One week after two Minneapolis Police officers were suspended after being accused of using racial slurs in Green Bay, three other officers are accused of using racial slurs in another bar fight. The latest instance occurred last November in Apple Valley. Police paperwork shows there are again accusations of racial slurs, but the officers involved deny using such language. The Apple Valley incident unfolded at Bogart’s Place, when group of white men walked out of the bar, three of which are said to be off-duty officers: Andrew Allen, Christopher Bennett and William Woodis.
Minneapolis Police Chief Janee Harteau issued a statement Friday afternoon regarding her department’s stand on racism and discriminatory behavior after two off-duty Minneapolis Police officers were involved in a racially-charged incident in Green Bay, Wis in June. Chief Harteau says the conduct of Officers Brian Thole and Shawn Powell “overshadows” the work of her department and her staff, and will not be allowed.

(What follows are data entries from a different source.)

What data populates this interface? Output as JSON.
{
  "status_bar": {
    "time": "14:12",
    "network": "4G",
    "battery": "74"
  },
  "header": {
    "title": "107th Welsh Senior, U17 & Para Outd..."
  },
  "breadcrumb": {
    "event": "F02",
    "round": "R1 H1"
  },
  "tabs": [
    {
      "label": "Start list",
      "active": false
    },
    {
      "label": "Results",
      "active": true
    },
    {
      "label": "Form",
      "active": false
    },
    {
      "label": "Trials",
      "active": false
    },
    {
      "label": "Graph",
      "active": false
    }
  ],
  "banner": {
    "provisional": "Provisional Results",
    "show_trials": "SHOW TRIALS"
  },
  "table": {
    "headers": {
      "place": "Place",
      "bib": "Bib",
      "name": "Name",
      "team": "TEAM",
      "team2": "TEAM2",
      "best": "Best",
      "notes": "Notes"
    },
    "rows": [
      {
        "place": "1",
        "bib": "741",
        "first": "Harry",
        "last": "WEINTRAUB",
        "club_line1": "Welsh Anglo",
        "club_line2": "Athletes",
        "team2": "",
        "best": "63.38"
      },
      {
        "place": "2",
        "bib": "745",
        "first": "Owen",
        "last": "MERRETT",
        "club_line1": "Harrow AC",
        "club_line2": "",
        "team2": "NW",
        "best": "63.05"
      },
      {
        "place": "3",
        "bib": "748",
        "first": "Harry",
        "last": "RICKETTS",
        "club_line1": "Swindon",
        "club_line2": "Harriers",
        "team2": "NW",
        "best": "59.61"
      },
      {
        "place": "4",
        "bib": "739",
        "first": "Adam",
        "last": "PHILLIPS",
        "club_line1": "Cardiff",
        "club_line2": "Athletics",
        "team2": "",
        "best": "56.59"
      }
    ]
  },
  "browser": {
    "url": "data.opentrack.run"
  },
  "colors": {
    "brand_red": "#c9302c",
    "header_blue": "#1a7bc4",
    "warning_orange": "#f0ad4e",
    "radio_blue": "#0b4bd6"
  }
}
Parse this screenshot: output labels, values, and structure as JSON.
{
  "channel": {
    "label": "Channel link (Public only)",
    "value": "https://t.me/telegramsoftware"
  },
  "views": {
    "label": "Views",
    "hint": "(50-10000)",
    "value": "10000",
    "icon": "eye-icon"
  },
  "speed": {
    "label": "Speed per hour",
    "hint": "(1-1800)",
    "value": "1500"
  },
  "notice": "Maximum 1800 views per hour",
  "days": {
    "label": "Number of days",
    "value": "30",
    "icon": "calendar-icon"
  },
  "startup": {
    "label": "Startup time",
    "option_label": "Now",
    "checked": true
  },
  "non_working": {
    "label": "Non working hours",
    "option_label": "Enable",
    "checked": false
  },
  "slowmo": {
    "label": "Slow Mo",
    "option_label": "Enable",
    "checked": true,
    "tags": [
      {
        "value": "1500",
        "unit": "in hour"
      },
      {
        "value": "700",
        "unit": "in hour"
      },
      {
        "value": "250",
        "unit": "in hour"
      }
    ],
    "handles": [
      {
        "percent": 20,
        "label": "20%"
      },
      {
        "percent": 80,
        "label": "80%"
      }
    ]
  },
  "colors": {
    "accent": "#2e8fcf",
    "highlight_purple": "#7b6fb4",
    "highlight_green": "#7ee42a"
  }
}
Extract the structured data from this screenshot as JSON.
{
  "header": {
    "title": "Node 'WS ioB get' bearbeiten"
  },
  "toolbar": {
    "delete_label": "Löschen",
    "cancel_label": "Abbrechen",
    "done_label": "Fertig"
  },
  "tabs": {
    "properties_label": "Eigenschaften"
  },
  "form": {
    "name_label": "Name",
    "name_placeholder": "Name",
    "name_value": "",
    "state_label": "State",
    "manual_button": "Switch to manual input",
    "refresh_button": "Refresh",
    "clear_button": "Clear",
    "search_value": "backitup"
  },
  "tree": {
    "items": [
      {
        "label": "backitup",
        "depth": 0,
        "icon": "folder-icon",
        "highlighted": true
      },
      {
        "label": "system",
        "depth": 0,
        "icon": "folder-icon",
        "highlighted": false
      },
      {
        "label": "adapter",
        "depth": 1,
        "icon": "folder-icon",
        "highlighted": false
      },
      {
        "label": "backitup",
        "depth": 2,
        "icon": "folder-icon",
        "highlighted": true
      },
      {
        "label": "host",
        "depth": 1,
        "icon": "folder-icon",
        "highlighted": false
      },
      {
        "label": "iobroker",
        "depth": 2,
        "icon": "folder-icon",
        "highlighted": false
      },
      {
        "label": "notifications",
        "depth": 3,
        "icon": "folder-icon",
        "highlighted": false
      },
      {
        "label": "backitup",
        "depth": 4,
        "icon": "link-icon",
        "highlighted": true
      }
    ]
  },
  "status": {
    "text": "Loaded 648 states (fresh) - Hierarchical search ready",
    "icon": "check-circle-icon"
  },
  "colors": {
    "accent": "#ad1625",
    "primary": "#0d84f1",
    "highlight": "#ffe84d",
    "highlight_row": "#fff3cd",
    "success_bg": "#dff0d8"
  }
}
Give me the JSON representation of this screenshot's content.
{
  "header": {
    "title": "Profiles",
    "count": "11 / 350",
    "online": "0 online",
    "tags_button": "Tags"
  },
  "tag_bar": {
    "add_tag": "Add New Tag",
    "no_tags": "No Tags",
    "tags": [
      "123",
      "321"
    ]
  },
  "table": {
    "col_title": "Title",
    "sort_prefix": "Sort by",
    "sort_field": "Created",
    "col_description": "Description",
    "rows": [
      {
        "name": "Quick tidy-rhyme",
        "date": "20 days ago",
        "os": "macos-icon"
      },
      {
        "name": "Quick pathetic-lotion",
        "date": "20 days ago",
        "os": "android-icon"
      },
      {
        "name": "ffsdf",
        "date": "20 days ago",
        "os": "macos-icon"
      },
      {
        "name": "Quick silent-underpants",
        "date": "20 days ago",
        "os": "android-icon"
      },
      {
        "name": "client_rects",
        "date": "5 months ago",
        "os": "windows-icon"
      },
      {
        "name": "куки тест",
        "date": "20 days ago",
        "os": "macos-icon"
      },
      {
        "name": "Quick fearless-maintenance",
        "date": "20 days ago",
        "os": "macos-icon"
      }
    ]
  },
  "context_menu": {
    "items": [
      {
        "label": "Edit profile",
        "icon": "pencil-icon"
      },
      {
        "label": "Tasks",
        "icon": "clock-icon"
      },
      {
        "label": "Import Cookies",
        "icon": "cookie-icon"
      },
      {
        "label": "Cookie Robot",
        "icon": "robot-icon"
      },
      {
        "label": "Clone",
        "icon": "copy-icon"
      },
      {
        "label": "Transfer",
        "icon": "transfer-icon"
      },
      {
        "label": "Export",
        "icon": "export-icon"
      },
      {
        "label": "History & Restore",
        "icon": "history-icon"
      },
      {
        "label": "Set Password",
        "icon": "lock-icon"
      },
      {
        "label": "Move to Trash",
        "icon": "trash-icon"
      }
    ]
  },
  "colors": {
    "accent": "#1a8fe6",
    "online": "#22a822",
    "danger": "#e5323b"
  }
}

Video released Monday shows Minneapolis Police Officers Brian Thole and Shawn Powell telling Green Bay Police about a fight with a group of black men in late June – an incident that resulted in both officers being placed on paid administrative leave. When Green Bay Police arrived, dash cam video shows off-duty officers Thole and Powell in the middle of a confrontation – which they continue to pursue even after police try and break it up.